> [MATERIAL SHOWN]:
§ §

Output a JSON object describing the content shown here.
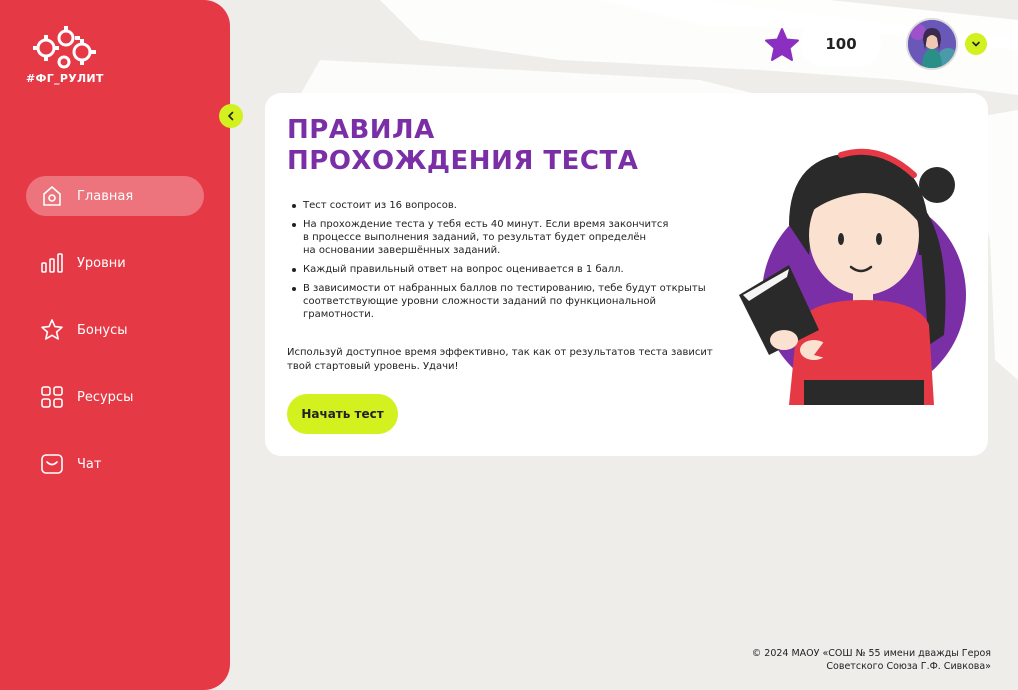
{
  "brand": {
    "logo_text": "#ФГ_РУЛИТ"
  },
  "sidebar": {
    "items": [
      {
        "label": "Главная",
        "icon": "home-icon",
        "active": true
      },
      {
        "label": "Уровни",
        "icon": "bar-chart-icon",
        "active": false
      },
      {
        "label": "Бонусы",
        "icon": "star-icon",
        "active": false
      },
      {
        "label": "Ресурсы",
        "icon": "grid-icon",
        "active": false
      },
      {
        "label": "Чат",
        "icon": "chat-icon",
        "active": false
      }
    ]
  },
  "header": {
    "points": "100",
    "points_icon": "star-icon"
  },
  "card": {
    "title_line1": "ПРАВИЛА",
    "title_line2": "ПРОХОЖДЕНИЯ ТЕСТА",
    "rules": [
      "Тест состоит из 16 вопросов.",
      "На прохождение теста у тебя есть 40 минут. Если время закончится\nв процессе выполнения заданий, то результат будет определён\nна основании завершённых заданий.",
      "Каждый правильный ответ на вопрос оценивается в 1 балл.",
      "В зависимости от набранных баллов по тестированию, тебе будут открыты\nсоответствующие уровни сложности заданий по функциональной\nграмотности."
    ],
    "note": "Используй доступное время эффективно, так как от результатов теста зависит твой стартовый уровень. Удачи!",
    "start_button": "Начать тест"
  },
  "footer": {
    "line1": "© 2024 МАОУ «СОШ № 55 имени дважды Героя",
    "line2": "Советского Союза Г.Ф. Сивкова»"
  },
  "colors": {
    "sidebar": "#e63946",
    "accent": "#d3f01f",
    "title": "#7b2fa6",
    "background": "#efedea"
  }
}
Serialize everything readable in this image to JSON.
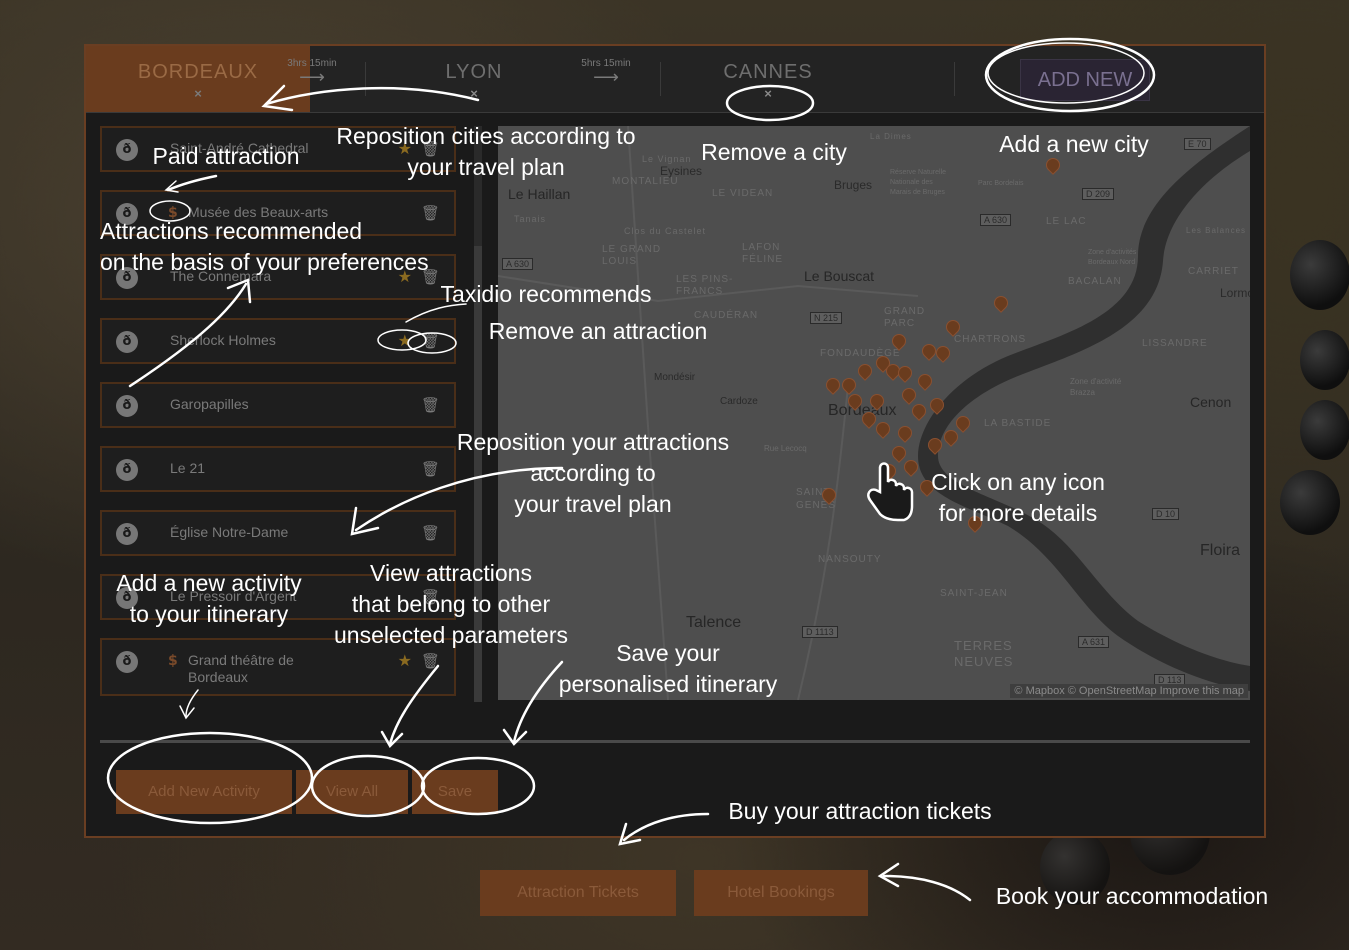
{
  "cities": [
    {
      "name": "BORDEAUX",
      "remove": "×",
      "active": true
    },
    {
      "name": "LYON",
      "remove": "×",
      "active": false
    },
    {
      "name": "CANNES",
      "remove": "×",
      "active": false
    }
  ],
  "travel_times": [
    {
      "label": "3hrs 15min",
      "arrow": "⟶"
    },
    {
      "label": "5hrs 15min",
      "arrow": "⟶"
    }
  ],
  "add_new_label": "ADD NEW",
  "attractions": [
    {
      "name": "Saint-André Cathedral",
      "paid": false,
      "recommended": true
    },
    {
      "name": "Musée des Beaux-arts",
      "paid": true,
      "recommended": false
    },
    {
      "name": "The Connemara",
      "paid": false,
      "recommended": true
    },
    {
      "name": "Sherlock Holmes",
      "paid": false,
      "recommended": true
    },
    {
      "name": "Garopapilles",
      "paid": false,
      "recommended": false
    },
    {
      "name": "Le 21",
      "paid": false,
      "recommended": false
    },
    {
      "name": "Église Notre-Dame",
      "paid": false,
      "recommended": false
    },
    {
      "name": "Le Pressoir d'Argent",
      "paid": false,
      "recommended": false
    },
    {
      "name": "Grand théâtre de Bordeaux",
      "paid": true,
      "recommended": true
    }
  ],
  "pin_glyph": "ð",
  "dollar_glyph": "$",
  "star_glyph": "★",
  "trash_glyph": "🗑",
  "map": {
    "labels": {
      "le_haillan": "Le Haillan",
      "eysines": "Eysines",
      "le_vignan": "Le Vignan",
      "montalieu": "MONTALIEU",
      "taillan": "Tanais",
      "clos_castelet": "Clos du Castelet",
      "le_videan": "LE VIDEAN",
      "le_grand_louis": "LE GRAND\nLOUIS",
      "lafon_feline": "LAFON\nFÉLINE",
      "les_pins_francs": "LES PINS-\nFRANCS",
      "le_bouscat": "Le Bouscat",
      "bruges": "Bruges",
      "le_lac": "LE LAC",
      "bacalan": "BACALAN",
      "lormont": "Lormon",
      "caudéran": "CAUDÉRAN",
      "grand_parc": "GRAND\nPARC",
      "chartrons": "CHARTRONS",
      "lissandre": "LISSANDRE",
      "fondaudege": "FONDAUDÈGE",
      "mondesir": "Mondésir",
      "cardoze": "Cardoze",
      "bordeaux": "Bordeaux",
      "la_bastide": "LA BASTIDE",
      "cenon": "Cenon",
      "saint_genes": "SAINT-\nGENÈS",
      "nansouty": "NANSOUTY",
      "floirac": "Floira",
      "saint_jean": "SAINT-JEAN",
      "talence": "Talence",
      "terres_neuves": "TERRES\nNEUVES",
      "le_carriet": "CARRIET",
      "la_dimes": "La Dimes",
      "les_balances": "Les Balances",
      "zone_activite": "Zone d'activité\nBrazza",
      "zone_nord": "Zone d'activités\nBordeaux Nord",
      "reserve": "Réserve Naturelle\nNationale des\nMarais de Bruges",
      "rue_lecocq": "Rue Lecocq",
      "parc_bordelais": "Parc Bordelais"
    },
    "badges": {
      "n215": "N 215",
      "a630": "A 630",
      "d209": "D 209",
      "d10": "D 10",
      "d1113": "D 1113",
      "a631": "A 631",
      "d113": "D 113",
      "a630b": "A 630",
      "e70": "E 70"
    },
    "attribution": "© Mapbox © OpenStreetMap  Improve this map"
  },
  "buttons": {
    "add_new_activity": "Add New Activity",
    "view_all": "View All",
    "save": "Save",
    "attraction_tickets": "Attraction Tickets",
    "hotel_bookings": "Hotel Bookings"
  },
  "annotations": {
    "reposition_cities": "Reposition cities according to\nyour travel plan",
    "remove_city": "Remove a city",
    "add_city": "Add a new city",
    "paid_attraction": "Paid attraction",
    "recommended": "Attractions recommended\non the basis of your preferences",
    "taxidio": "Taxidio recommends",
    "remove_attraction": "Remove an attraction",
    "reposition_attractions": "Reposition your attractions\naccording to\nyour travel plan",
    "click_icon": "Click on any icon\nfor more details",
    "add_activity": "Add a new activity\nto your itinerary",
    "view_attractions": "View attractions\nthat belong to other\nunselected parameters",
    "save_itinerary": "Save your\npersonalised itinerary",
    "buy_tickets": "Buy your attraction tickets",
    "book_accommodation": "Book your accommodation"
  },
  "colors": {
    "accent": "#6a3c1e",
    "annotation": "#ffffff",
    "panel": "#1a1a1a",
    "map": "#4e4e4e"
  }
}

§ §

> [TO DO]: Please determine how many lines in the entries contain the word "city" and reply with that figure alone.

> [TASK RESPONSE]: 2